- **Input for this task**:

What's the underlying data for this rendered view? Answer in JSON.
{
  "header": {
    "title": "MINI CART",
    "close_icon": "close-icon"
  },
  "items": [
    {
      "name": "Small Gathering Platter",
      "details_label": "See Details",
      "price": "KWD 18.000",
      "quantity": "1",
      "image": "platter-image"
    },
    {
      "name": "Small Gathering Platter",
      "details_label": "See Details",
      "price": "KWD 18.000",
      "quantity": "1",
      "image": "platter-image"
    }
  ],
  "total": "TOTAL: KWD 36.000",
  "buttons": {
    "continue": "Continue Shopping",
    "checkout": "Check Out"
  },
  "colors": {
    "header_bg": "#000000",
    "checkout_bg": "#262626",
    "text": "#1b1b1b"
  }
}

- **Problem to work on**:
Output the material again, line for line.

- **Result of this task**:
What's the underlying data for this rendered view? Answer in JSON.
{
  "header": {
    "title": "MINI CART",
    "close_icon": "close-icon"
  },
  "items": [
    {
      "name": "Small Gathering Platter",
      "details_label": "See Details",
      "price": "KWD 18.000",
      "quantity": "1",
      "image": "platter-image"
    },
    {
      "name": "Small Gathering Platter",
      "details_label": "See Details",
      "price": "KWD 18.000",
      "quantity": "1",
      "image": "platter-image"
    }
  ],
  "total": "TOTAL: KWD 36.000",
  "buttons": {
    "continue": "Continue Shopping",
    "checkout": "Check Out"
  },
  "colors": {
    "header_bg": "#000000",
    "checkout_bg": "#262626",
    "text": "#1b1b1b"
  }
}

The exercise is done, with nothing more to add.